> Problem to solve:
Whenever a line of the material contains the string "icon", it should be copied.

*** Provided records

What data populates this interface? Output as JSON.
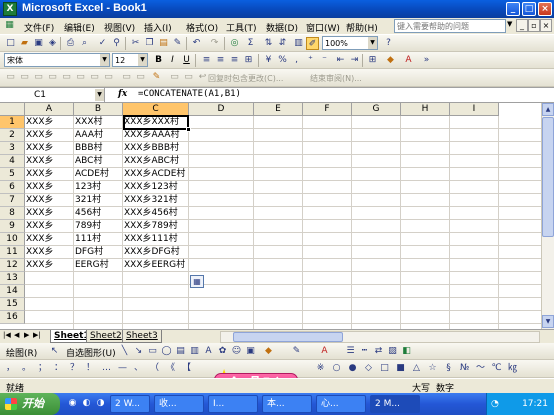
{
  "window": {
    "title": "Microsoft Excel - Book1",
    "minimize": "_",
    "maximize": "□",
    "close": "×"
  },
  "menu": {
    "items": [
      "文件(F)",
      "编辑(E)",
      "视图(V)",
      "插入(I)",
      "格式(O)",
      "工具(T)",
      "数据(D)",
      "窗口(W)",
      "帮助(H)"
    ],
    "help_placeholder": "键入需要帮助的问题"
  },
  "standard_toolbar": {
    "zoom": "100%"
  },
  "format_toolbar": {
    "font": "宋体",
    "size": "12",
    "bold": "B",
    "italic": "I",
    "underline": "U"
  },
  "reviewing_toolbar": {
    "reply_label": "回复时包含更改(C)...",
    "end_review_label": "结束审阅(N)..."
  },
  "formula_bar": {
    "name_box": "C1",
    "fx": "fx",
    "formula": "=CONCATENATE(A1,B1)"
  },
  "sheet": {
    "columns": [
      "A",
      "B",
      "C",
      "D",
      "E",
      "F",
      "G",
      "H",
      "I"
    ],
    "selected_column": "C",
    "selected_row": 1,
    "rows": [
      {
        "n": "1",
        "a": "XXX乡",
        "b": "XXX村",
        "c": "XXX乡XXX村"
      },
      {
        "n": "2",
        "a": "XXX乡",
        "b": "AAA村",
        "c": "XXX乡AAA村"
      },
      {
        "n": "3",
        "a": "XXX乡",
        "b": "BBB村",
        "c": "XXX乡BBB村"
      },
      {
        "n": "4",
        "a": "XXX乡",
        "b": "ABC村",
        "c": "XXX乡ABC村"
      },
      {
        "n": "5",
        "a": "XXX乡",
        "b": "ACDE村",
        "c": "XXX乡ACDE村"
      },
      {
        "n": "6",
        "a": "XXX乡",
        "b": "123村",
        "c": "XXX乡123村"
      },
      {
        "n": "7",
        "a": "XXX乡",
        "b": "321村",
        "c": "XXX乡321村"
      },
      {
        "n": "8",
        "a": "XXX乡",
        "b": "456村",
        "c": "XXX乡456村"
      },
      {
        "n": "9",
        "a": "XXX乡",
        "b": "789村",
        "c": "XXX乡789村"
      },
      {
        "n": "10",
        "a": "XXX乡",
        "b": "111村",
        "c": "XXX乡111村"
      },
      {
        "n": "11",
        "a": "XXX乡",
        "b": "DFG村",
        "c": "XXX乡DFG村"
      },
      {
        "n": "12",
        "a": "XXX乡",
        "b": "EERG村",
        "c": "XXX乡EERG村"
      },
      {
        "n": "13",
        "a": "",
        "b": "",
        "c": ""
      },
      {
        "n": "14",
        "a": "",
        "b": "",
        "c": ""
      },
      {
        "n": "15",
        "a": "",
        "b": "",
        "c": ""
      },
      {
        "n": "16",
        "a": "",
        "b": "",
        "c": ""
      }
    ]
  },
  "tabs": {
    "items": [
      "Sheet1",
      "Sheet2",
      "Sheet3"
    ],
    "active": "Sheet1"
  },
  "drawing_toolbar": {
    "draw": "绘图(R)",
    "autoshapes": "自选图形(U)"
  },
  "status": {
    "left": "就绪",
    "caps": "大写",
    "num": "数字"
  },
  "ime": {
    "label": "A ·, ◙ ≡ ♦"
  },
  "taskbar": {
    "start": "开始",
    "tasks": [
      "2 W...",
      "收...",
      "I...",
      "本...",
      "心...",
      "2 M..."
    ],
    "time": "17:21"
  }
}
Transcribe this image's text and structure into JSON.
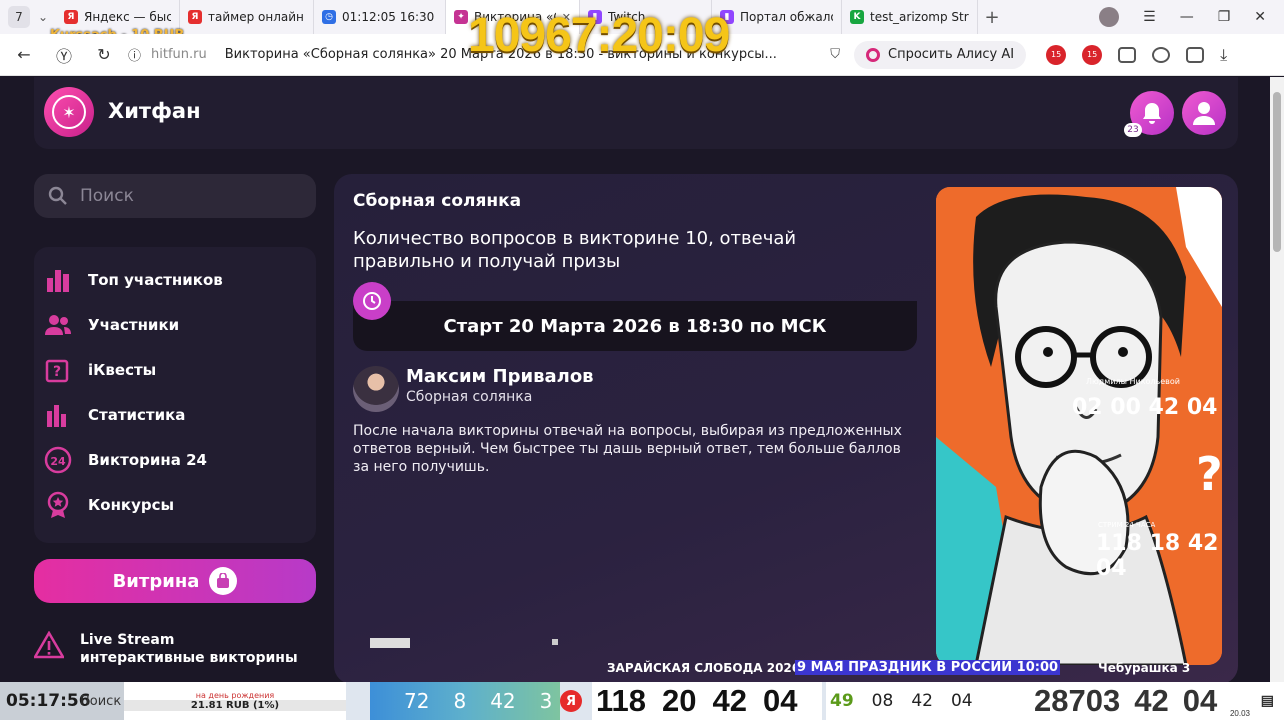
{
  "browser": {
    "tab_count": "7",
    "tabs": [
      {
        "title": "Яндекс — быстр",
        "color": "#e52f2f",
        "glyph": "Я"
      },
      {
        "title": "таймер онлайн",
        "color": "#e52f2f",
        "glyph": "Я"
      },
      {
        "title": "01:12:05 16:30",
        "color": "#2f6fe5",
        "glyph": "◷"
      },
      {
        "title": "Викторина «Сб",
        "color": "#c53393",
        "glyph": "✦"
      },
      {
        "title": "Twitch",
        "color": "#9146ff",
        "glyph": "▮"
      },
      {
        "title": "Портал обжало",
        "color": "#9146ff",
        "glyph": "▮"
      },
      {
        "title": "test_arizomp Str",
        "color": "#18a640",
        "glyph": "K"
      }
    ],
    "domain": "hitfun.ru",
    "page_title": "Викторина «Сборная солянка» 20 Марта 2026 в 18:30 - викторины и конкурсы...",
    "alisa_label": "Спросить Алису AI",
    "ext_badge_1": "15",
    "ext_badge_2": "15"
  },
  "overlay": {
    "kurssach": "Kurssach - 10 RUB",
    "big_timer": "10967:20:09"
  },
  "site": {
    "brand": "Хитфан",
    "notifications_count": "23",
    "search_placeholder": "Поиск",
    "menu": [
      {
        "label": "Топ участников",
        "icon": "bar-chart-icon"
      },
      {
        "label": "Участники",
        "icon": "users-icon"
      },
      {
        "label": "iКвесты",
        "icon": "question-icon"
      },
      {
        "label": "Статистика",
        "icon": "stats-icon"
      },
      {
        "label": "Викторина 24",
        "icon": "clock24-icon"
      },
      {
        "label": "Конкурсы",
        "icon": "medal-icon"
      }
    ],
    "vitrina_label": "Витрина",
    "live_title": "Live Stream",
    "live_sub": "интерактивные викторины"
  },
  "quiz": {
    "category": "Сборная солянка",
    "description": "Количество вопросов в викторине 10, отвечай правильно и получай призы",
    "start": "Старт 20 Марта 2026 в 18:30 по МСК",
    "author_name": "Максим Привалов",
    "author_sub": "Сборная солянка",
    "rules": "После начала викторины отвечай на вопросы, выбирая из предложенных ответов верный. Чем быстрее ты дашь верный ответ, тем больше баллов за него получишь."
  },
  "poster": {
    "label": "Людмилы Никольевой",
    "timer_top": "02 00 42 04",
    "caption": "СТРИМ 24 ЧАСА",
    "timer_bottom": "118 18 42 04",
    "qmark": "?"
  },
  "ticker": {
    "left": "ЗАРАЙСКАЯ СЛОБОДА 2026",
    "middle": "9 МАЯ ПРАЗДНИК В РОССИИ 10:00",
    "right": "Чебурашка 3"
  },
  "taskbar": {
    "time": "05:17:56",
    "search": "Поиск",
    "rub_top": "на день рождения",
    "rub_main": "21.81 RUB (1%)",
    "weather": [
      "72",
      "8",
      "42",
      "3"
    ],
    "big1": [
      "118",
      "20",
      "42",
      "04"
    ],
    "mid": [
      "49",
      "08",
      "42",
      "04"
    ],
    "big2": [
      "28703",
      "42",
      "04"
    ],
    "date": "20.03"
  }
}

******

> Solution to the exercise:
        "icon": "bar-chart-icon"
        "icon": "users-icon"
        "icon": "question-icon"
        "icon": "stats-icon"
        "icon": "clock24-icon"
        "icon": "medal-icon"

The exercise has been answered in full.